Losses at New York-based AIG and its subsidiaries helped rack up more than $25 billion in the assets. That’s worth more to AIG’s share price than its plane-leasing business with 933 aircraft, according to Bank of America Corp.

“They’re in the same class of GM and Citigroup in terms of the largest I’ve ever seen,” Robert Willens, an independent tax consultant in New York, said of AIG. “Any one of them is in the hall of fame of large deferred tax assets.”

Citigroup’s $23.2 billion of carry-forwards as of Dec. 31 include benefits from net operating losses and foreign tax credits. The New York-based bank expects to use its entire U.S. federal net operating loss carry-forward this year, according to a regulatory filing. The company valued that asset at about $3.9 billion at the end of last year. Jon Diat, a spokesman for Citigroup, declined to comment.

GM reported $20.1 billion in tax carry-forwards. The automaker amassed tax assets as it posted losses from 2005 to its bankruptcy in 2009, and in some regions outside the U.S. last year. GM is poised to become the No. 1 automaker by sales this year after being passed in 2008 by Toyota Motor Corp.

The sum means the company may not pay taxes to the U.S. until 2018, Adam Jonas, a Morgan Stanley analyst, said in a July 6 research note. Jonas, who swapped GM for Ford Motor Co. as his top U.S. auto pick in the report, said the assets are worth about $9 per share, more than the value of the company’s joint ventures in China. Jim Cain, a spokesman for GM, declined to comment.

As a reminder...

AIG was rescued in 2008 in a bailout that swelled to $182.3 billion. Citigroup received $45 billion from the Treasury’s Troubled Asset Relief Program and $301 billion in guarantees on its riskiest assets. The government sold its remaining stake in the bank in December.

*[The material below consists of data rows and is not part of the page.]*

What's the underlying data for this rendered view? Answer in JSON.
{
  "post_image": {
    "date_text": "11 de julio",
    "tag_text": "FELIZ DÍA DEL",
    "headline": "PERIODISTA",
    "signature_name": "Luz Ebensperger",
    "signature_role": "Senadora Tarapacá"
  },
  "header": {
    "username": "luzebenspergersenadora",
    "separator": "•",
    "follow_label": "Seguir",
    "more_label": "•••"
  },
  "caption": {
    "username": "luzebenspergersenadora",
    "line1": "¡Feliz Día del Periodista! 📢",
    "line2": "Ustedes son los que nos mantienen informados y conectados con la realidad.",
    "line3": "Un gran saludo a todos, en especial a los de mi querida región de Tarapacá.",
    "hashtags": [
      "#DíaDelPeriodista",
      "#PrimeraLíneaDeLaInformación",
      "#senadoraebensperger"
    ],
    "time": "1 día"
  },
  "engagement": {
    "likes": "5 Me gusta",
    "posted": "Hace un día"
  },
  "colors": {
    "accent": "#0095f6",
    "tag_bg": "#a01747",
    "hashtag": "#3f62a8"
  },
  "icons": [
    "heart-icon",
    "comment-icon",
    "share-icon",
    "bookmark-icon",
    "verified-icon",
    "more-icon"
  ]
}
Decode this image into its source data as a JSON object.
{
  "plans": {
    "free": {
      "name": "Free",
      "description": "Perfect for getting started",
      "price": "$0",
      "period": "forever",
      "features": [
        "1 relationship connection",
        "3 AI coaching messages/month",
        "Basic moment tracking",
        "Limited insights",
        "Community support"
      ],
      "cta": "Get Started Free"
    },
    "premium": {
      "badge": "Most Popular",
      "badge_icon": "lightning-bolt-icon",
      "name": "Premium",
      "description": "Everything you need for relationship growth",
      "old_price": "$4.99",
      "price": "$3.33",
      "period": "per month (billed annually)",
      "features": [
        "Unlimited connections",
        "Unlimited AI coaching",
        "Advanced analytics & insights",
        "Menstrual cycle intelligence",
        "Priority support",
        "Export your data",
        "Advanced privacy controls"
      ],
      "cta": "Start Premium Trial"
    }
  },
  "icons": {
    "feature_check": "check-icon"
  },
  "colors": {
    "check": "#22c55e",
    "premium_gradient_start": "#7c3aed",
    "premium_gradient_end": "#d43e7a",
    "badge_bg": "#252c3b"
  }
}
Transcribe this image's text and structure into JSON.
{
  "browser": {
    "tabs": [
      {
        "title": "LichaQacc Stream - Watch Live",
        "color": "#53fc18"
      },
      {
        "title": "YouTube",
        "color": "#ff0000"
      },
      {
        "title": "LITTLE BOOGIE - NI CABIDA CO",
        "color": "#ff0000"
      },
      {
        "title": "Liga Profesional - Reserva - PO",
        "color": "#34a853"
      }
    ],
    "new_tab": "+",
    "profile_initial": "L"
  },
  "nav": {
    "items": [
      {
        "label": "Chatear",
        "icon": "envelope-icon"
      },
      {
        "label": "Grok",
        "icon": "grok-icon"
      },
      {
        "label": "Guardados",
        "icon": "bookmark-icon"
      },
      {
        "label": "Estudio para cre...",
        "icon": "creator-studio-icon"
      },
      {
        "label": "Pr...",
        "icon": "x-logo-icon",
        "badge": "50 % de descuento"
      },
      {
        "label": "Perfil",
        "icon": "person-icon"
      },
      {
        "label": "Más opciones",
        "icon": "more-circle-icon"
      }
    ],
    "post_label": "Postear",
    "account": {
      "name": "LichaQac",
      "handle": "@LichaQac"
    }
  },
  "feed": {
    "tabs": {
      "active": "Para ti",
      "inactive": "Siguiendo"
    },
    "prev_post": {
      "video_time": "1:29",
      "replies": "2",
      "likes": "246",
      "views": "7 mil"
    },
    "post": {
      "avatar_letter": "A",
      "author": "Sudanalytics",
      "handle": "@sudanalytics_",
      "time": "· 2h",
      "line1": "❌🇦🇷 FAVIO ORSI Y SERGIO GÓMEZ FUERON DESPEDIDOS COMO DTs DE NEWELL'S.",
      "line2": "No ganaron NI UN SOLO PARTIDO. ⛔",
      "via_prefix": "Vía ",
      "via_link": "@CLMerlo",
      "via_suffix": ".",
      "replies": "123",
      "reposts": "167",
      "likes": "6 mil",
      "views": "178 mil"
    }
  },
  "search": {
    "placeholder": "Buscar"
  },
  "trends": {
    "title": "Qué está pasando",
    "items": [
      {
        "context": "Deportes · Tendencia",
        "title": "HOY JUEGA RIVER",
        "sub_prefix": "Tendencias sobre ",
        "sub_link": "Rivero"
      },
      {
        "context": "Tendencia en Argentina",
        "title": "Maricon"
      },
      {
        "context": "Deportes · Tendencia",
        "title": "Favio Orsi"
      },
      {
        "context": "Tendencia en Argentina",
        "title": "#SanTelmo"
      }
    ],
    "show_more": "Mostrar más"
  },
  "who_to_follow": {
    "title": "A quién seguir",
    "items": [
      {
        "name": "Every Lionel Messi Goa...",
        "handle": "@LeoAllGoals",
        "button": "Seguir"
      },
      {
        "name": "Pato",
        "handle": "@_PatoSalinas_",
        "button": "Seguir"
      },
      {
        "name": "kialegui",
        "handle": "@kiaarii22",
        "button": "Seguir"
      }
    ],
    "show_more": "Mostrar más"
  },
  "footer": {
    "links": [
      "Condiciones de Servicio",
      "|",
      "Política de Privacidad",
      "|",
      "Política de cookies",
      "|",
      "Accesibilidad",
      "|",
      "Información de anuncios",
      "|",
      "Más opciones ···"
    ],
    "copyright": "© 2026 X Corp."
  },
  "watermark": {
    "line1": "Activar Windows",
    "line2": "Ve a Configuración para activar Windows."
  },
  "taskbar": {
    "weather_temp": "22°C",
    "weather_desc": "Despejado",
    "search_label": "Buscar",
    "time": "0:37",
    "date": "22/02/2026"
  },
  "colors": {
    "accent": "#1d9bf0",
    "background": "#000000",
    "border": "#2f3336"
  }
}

GM was bailed out with $49.5 billion in taxpayer funds as the government backed its bankruptcy in 2009. The Treasury reduced its stake to 33 percent last year in a share sale.

It is probably only fitting that companies that have received massive taxpayer generosity to remain in business continue their tax evasive ways and pay absolutely nothing in cash taxes (and probably, quite the inverse) for years and years. After all, who needs corporate cash: there is always the Fed's printing press to make up for any shortfalls. And non-sheltered, middle-class income tax of course.


M thru F: Well This is Career-Changing News

03 Jul

job fails - Society

White collar crime will be on the rise thanks to M Thru F and legal loopholes.